    Keep playing with the camera and settings. Those were some great shots!

    M in NC

  11. Beautiful skies anyway you look at them!

  12. Night skies can be magical. Glad you experienced it, even if the photography part frustrated you a little. One time as a teenager we lucked into the meteor shower while camping out in back yard. Wonderful.

    We had a clear night here, but I didn't stay up late to watch.

  13. Well done. Early bird gets the worm! Beautiful skies.

  14. The small format camera lens manufactures made it more difficult about 25 years ago when you could no longer turn the lens barrel fully one direction and be focused on infinity. Now you have to search for that infinity focus. Of course, 4x5 is a much better format. just try to get the film processed today, much less get a print from a negative. And forget E6...big yellow doesn't even make transparency film any more.

    Before my father passed away five years ago, he lived in the Texas hill country, about 100 miles west of San Antonio. During a full moon, he would go outside at night and read a book, the moon light was so bright. Wish I was there now, instead of living in the city.

    You did have a fantistic view. Time lapse photos are always tricky. Even though you are using a continous light source, you have to look at the finished image to tell what was recorded.

  15. Love this post! The progression of shots had me chuckling ... and then the last two definitely were 'ahhhhhhhhhhhh' some!

  16. I REALLY wish this was a video. It would've been a hoot to listen to you everytime you missed one or JCC walked up on you.

  17. These are awesome pictures. You have a blanket of stars above the 7MSN. I snuck out the back door of our house hoping I wouldn't wake our donkeys and have them think it was some special feeding time. I finally saw one beautiful meteor burst before deciding I was going to have a stiff neck if I didn't go back inside. But I thought the same thing -- I should go outside in the middle of the night and look at the stars more often.

  18. How wonderful you saw the meteor showers!
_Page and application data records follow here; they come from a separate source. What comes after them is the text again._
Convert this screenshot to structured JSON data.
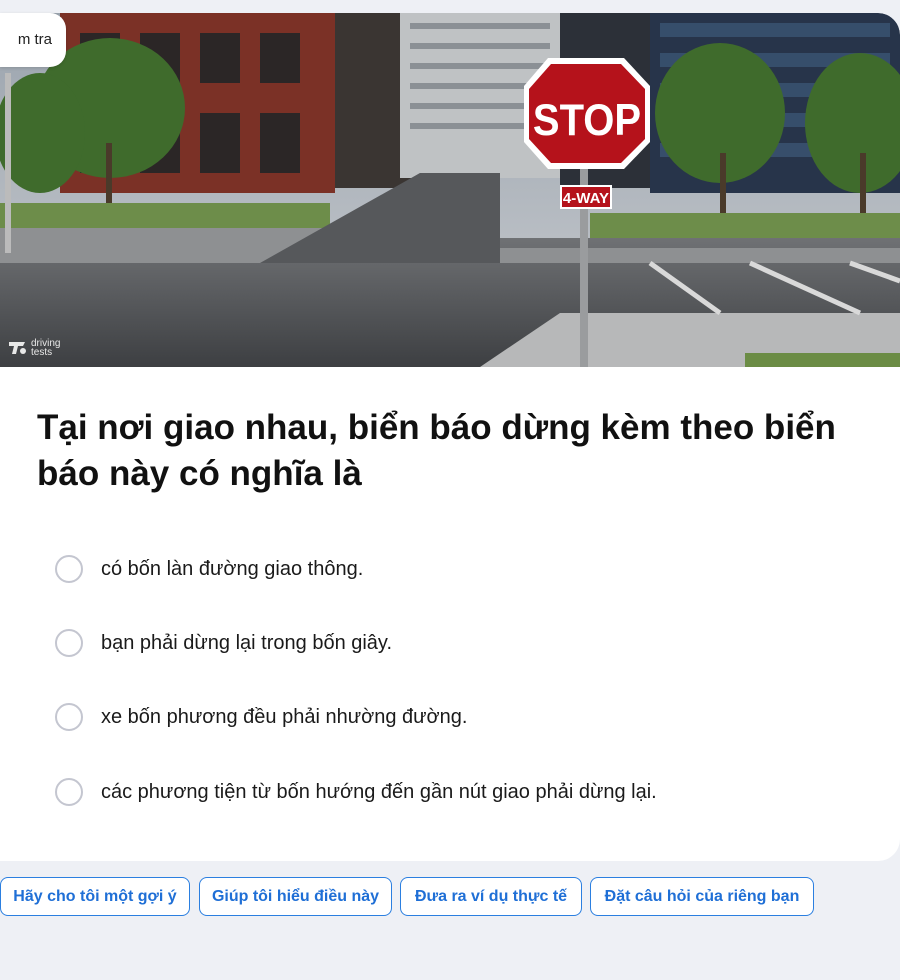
{
  "badge": {
    "label": "m tra"
  },
  "scene": {
    "sign_text": "STOP",
    "plate_text": "4-WAY",
    "watermark": {
      "line1": "driving",
      "line2": "tests"
    }
  },
  "question": {
    "text": "Tại nơi giao nhau, biển báo dừng kèm theo biển báo này có nghĩa là"
  },
  "options": [
    {
      "label": "có bốn làn đường giao thông."
    },
    {
      "label": "bạn phải dừng lại trong bốn giây."
    },
    {
      "label": "xe bốn phương đều phải nhường đường."
    },
    {
      "label": "các phương tiện từ bốn hướng đến gần nút giao phải dừng lại."
    }
  ],
  "actions": [
    {
      "label": "Hãy cho tôi một gợi ý"
    },
    {
      "label": "Giúp tôi hiểu điều này"
    },
    {
      "label": "Đưa ra ví dụ thực tế"
    },
    {
      "label": "Đặt câu hỏi của riêng bạn"
    }
  ],
  "colors": {
    "page_bg": "#eef0f5",
    "accent": "#1f6fd6",
    "sign_red": "#b5121b"
  }
}
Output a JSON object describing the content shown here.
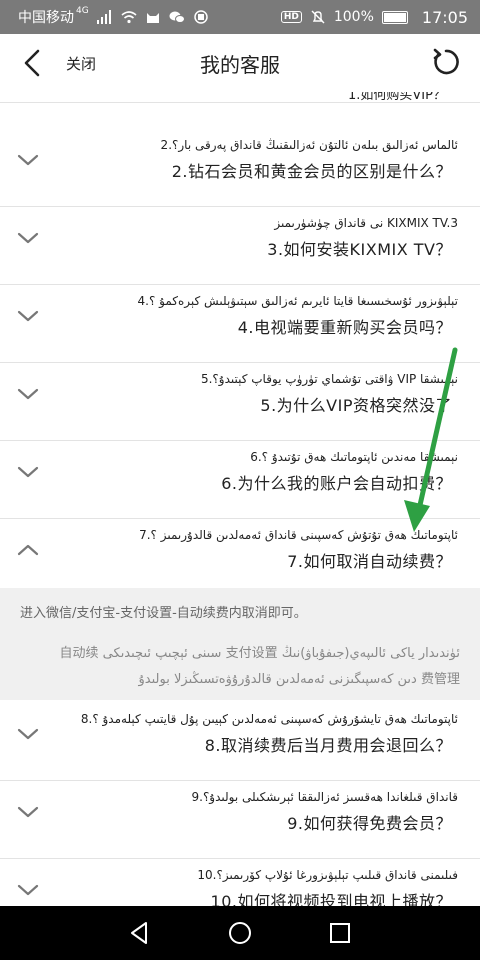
{
  "status_bar": {
    "carrier": "中国移动",
    "network": "4G",
    "hd": "HD",
    "battery": "100%",
    "time": "17:05"
  },
  "header": {
    "close_label": "关闭",
    "title": "我的客服"
  },
  "partial_item": "1.如何购买VIP？",
  "faq": [
    {
      "ug": "ئالماس ئەزالىق بىلەن ئالتۇن ئەزالىقنىڭ قانداق پەرقى بار؟.2",
      "cn": "2.钻石会员和黄金会员的区别是什么？"
    },
    {
      "ug": "KIXMIX TV.3 نى قانداق چۈشۈرىمىز",
      "cn": "3.如何安装KIXMIX TV？"
    },
    {
      "ug": "تېلېۋىزور ئۇسخىسىغا قايتا ئايرىم ئەزالىق سېتىۋېلىش كېرەكمۇ ؟.4",
      "cn": "4.电视端要重新购买会员吗？"
    },
    {
      "ug": "نېمىشقا VIP ۋاقتى تۇشماي تۈرۈپ يوقاپ كېتىدۇ؟.5",
      "cn": "5.为什么VIP资格突然没了"
    },
    {
      "ug": "نېمىشقا مەندىن ئاپتوماتىك ھەق تۇتىدۇ ؟.6",
      "cn": "6.为什么我的账户会自动扣费？"
    },
    {
      "ug": "ئاپتوماتىك ھەق تۇتۇش كەسپىنى قانداق ئەمەلدىن قالدۇرىمىز ؟.7",
      "cn": "7.如何取消自动续费？"
    },
    {
      "ug": "ئاپتوماتىك ھەق تايشۇرۇش كەسپىنى ئەمەلدىن كېيىن پۇل قايتىپ كېلەمدۇ ؟.8",
      "cn": "8.取消续费后当月费用会退回么？"
    },
    {
      "ug": "قانداق قىلغاندا ھەقسىز ئەزالىققا ئېرىشكىلى بولىدۇ؟.9",
      "cn": "9.如何获得免费会员？"
    },
    {
      "ug": "فىلىمنى قانداق قىلىپ تېلېۋىزورغا ئۇلاپ كۆرىمىز؟.10",
      "cn": "10.如何将视频投到电视上播放？"
    }
  ],
  "answer": {
    "cn": "进入微信/支付宝-支付设置-自动续费内取消即可。",
    "ug_line1": "ئۈندىدار ياكى ئالىپەي(جىفۇباۋ)نىڭ 支付设置 سىنى ئېچىپ ئىچىدىكى 自动续",
    "ug_line2": "费管理 دىن كەسپىگىزنى ئەمەلدىن قالدۇرۇۋەتسىڭىزلا بولىدۇ"
  },
  "colors": {
    "status_bar": "#7a7a7a",
    "answer_bg": "#f0f0f0",
    "arrow": "#2ea043",
    "nav_bar": "#000000"
  }
}
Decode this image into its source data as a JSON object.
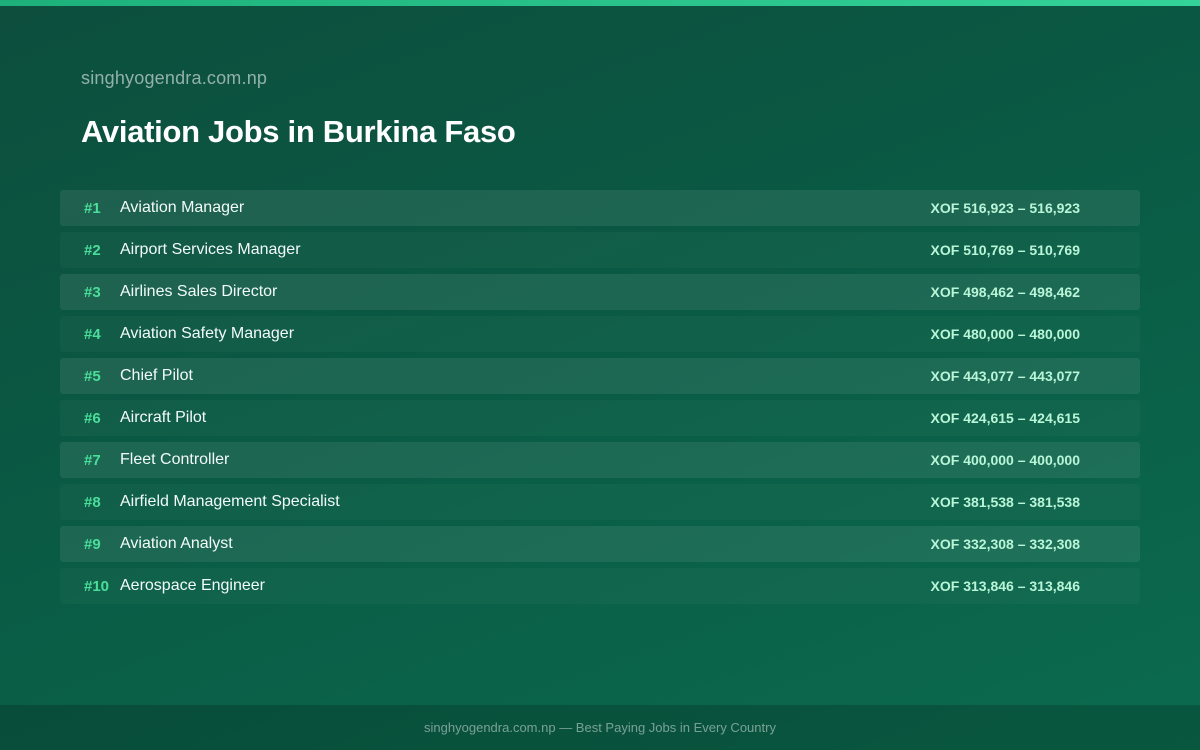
{
  "site": "singhyogendra.com.np",
  "title": "Aviation Jobs in Burkina Faso",
  "jobs": [
    {
      "rank": "#1",
      "title": "Aviation Manager",
      "salary": "XOF 516,923 – 516,923"
    },
    {
      "rank": "#2",
      "title": "Airport Services Manager",
      "salary": "XOF 510,769 – 510,769"
    },
    {
      "rank": "#3",
      "title": "Airlines Sales Director",
      "salary": "XOF 498,462 – 498,462"
    },
    {
      "rank": "#4",
      "title": "Aviation Safety Manager",
      "salary": "XOF 480,000 – 480,000"
    },
    {
      "rank": "#5",
      "title": "Chief Pilot",
      "salary": "XOF 443,077 – 443,077"
    },
    {
      "rank": "#6",
      "title": "Aircraft Pilot",
      "salary": "XOF 424,615 – 424,615"
    },
    {
      "rank": "#7",
      "title": "Fleet Controller",
      "salary": "XOF 400,000 – 400,000"
    },
    {
      "rank": "#8",
      "title": "Airfield Management Specialist",
      "salary": "XOF 381,538 – 381,538"
    },
    {
      "rank": "#9",
      "title": "Aviation Analyst",
      "salary": "XOF 332,308 – 332,308"
    },
    {
      "rank": "#10",
      "title": "Aerospace Engineer",
      "salary": "XOF 313,846 – 313,846"
    }
  ],
  "footer": "singhyogendra.com.np — Best Paying Jobs in Every Country",
  "colors": {
    "accent": "#34d399",
    "rank": "#4ade9a",
    "salary": "#b9f5d8",
    "background": "#0a5a44"
  }
}
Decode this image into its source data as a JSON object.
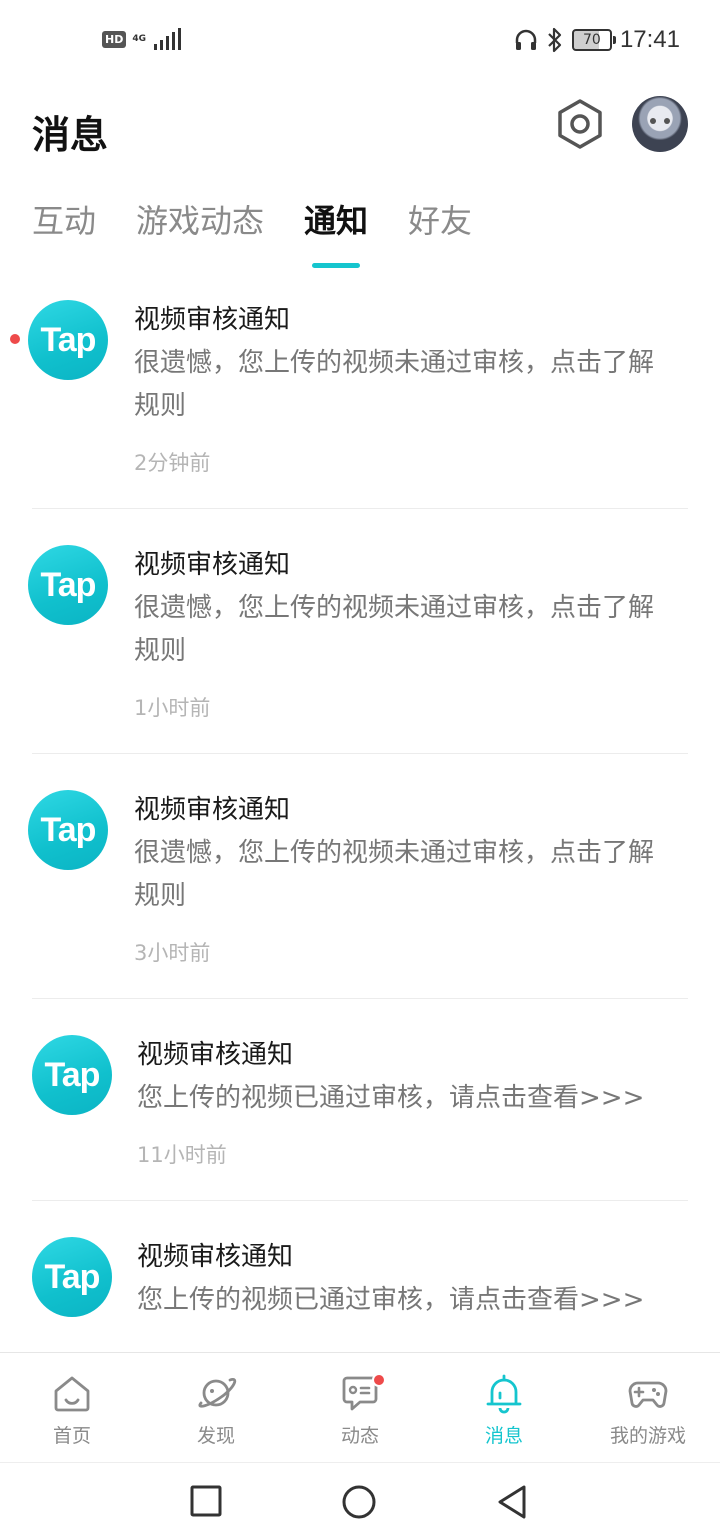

We almost always have clouds in early August. I've only seen it one time where we live, but I'll never forget how amazing it was and I keep trying every year! And I am in awe of your nighttime photos. I can't even get a clear picture of the moon with a tripod.

  19. be still my heart.... those are beautiful pictures even if there weren't a gajillion shooting stars in them.... thanks for sharing :) the first one had some nice bokeh on it anyway!

  20. "Shots in the dark" - well, yes, but geez... For a second there I thought your neighborhood had gone downhill!
    Also, what wenparl said!

  21. I have been on a staycation and I am back (strapped) to the government computer yet again. These photos made me gasp! I cannot believe you captured it! Amazeballs!!!

  22. An American in Tokyo8/17/15, 6:05 PM

    I love that you are not afraid to show your "mistake" photos!
    I have a hard time getting good photos of the night skies as well. Sometimes there is a perfect moon and I just can't get the right exposure!

    I love the bright photo with the silhouettes! Reminds me of staying up all night just to see the starry night sky turn into a beautiful sunrise! =)

    You live in such a magical place!!!

  23. Gorgeous shots by the end! I went camping last week, in an area specifically geared toward astronomers, with not one but two serious photographers. I sat in an empty campsite with my wife as she went through all the troubles you describe: focus like this, that lens, ISO here, zoom like so, 30 second exposure... ... ... blobs, try again. I have to say you photographers are a patient bunch. She finally found the magical combination around 1am, and then the function that lets you activate the shutter manually (which means minutes-long exposures where you can see the trails left by the stars as the earth rotates! Highly recommended if you have a remote for your camera). She didn't end up capturing any meteors either (though we saw dozens every night for the whole trip - you get the best viewing during the peak night, but there are still lots for a few days on either side), but it was still worthwhile. I think city-dwellers' souls would be healthier if light pollution weren't so prevalent and everybody could see a good sky full of stars once in a while.